This enhanced-color view shows a region of Mercury viewed in detail for the first time on MESSENGER’s third flyby of the planet. The bright yellow area near the top right is a candidate site for an explosive volcanic vent. The 290-km-diameter double-ring basin in the center of the image has a smooth interior that may be the result of effusive volcanism. Smooth plains, thought to be a result of earlier episodes of volcanic activity, cover much of the surrounding area. Image resolution is 1 km/pixel.
A NASA spacecraft’s third and final flyby of Mercury gives scientists, for the first time, an almost complete view of the planet’s surface and provides new scientific findings about this relatively unknown world.
The Mercury Surface, Space Environment, Geochemistry and Ranging spacecraft, known as MESSENGER, flew by Mercury on Sept. 29. The probe completed a critical gravity assist to remain on course to enter into orbit around Mercury in 2011. Despite shutting down temporarily because of a power system switchover during a solar eclipse, the spacecraft’s cameras and instruments collected high-resolution and color images unveiling another 6 percent of the planet’s surface never before seen at close range.
Approximately 98 percent of Mercury’s surface now has been imaged by NASA spacecraft. After MESSENGER goes into orbit around Mercury, it will see the polar regions, which are the only unobserved areas of the planet.
“Although the area viewed for the first time by spacecraft was less than 350 miles across at the equator, the new images reminded us that Mercury continues to hold surprises,” said Sean Solomon, principal investigator for the mission and director of the Department of Terrestrial Magnetism at the Carnegie Institution of Washington.
Many new features were revealed during the third flyby, including a region with a bright area surrounding an irregular depression, suspected to be volcanic in origin. Other images revealed a double-ring impact basin approximately 180 miles across. The basin is similar to a feature scientists call the Raditladi basin, which was viewed during the probe’s first flyby of Mercury in January 2008.
“This double-ring basin, seen in detail for the first time, is remarkably well preserved,” said Brett Denevi, a member of the probe’s imaging team and a postdoctoral researcher at Arizona State University in Tempe. “One similarity to Raditladi is its age, which has been estimated to be approximately one billion years old. Such an age is quite young for an impact basin, because most basins are about four times older. The inner floor of this basin is even younger than the basin itself and differs in color from its surroundings. We may have found the youngest volcanic material on Mercury.”
Image coverage map of Mercury after the third MESSENGER flyby.
One of the spacecraft’s instruments conducted its most extensive observations to date of Mercury’s exosphere, or thin atmosphere, during this encounter. The flyby allowed for the first detailed scans over Mercury’s north and south poles. The probe also has begun to reveal how Mercury’s atmosphere varies with its distance from the sun.

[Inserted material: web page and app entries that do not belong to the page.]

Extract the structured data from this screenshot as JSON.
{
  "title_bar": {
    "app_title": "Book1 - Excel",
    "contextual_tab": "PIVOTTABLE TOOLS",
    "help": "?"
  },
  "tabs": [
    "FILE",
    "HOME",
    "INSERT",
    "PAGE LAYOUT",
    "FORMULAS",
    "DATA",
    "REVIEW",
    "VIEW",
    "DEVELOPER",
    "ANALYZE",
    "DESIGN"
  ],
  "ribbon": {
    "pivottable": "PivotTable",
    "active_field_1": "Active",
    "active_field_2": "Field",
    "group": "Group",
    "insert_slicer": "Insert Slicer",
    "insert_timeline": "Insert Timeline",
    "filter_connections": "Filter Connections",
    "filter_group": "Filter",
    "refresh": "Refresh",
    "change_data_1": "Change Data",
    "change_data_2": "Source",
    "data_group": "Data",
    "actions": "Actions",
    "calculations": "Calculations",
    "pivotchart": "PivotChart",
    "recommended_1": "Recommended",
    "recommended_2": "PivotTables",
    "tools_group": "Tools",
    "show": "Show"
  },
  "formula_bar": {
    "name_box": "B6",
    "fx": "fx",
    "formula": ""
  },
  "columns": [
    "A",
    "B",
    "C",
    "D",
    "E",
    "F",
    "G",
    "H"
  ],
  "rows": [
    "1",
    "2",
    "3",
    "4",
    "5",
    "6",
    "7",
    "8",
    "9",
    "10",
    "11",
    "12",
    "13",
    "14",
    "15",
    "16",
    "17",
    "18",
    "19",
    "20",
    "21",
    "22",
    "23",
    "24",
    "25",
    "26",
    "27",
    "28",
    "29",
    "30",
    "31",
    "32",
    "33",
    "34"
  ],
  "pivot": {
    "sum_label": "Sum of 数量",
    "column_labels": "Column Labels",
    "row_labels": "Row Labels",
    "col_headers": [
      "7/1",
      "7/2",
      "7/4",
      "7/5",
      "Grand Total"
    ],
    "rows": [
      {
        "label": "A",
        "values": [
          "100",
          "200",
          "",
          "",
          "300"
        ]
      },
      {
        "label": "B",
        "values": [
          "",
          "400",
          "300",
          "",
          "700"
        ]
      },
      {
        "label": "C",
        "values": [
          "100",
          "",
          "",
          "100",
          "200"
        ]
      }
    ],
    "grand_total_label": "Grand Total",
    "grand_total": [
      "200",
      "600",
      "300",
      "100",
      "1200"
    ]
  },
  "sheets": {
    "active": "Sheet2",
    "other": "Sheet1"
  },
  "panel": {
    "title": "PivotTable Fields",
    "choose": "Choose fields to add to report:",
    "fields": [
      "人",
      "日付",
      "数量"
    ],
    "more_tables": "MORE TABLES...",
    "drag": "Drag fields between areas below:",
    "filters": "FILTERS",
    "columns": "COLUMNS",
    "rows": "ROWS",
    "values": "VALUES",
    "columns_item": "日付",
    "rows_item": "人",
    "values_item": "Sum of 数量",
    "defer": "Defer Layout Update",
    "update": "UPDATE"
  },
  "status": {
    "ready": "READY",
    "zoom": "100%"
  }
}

“A striking illustration of what we call ‘seasonal’ effects in Mercury’s exosphere is that the neutral sodium tail, so prominent in the first two flybys, is 10 to 20 times less intense in emission and significantly reduced in extent,” says participating scientist Ron Vervack, of the Johns Hopkins University Applied Physics Laboratory, or APL, in Laurel, Md. “This difference is related to expected variations in solar radiation pressure as Mercury moves in its orbit and demonstrates why Mercury’s exosphere is one of the most dynamic in the solar system.”
The observations also show that calcium and magnesium exhibit different seasonal changes than sodium. Studying the seasonal changes in all exospheric constituents during the mission orbital phase will provide key information on the relative importance of the processes that generate, sustain, and modify Mercury’s atmosphere.
Artist’s impression of the MErcury Surface, Space ENvironment, GEochemistry, and Ranging (MESSENGER) spacecraft as it leaves Earth.
Credit: NASA/Johns Hopkins University Applied Physics Laboratory/Carnegie Institution of Washington
The third flyby also revealed new information on the abundances of iron and titanium in Mercury’s surface materials. Earlier Earth and spacecraft-based observations showed that Mercury’s surface has a very low concentration of iron in silicate minerals, a result that led to the view that the planet’s crust is generally low in iron.
“Now we know Mercury’s surface has an average iron and titanium abundance that is higher than most of us expected, similar to some lunar mare basalts,” says David Lawrence, an APL participating mission scientist.
The spacecraft has completed nearly three-quarters of its 4.9-billion-mile journey to enter orbit around Mercury. The full trip will include more than 15 trips around the sun. In addition to flying by Mercury, the spacecraft flew past Earth in August 2005 and Venus in October 2006 and June 2007.
Studying Mercury could yield important information about how rocky, terrestrial planets form and evolve. Such information can help astronomers determine how and where potentially habitable planets are most likely to form beyond the solar system.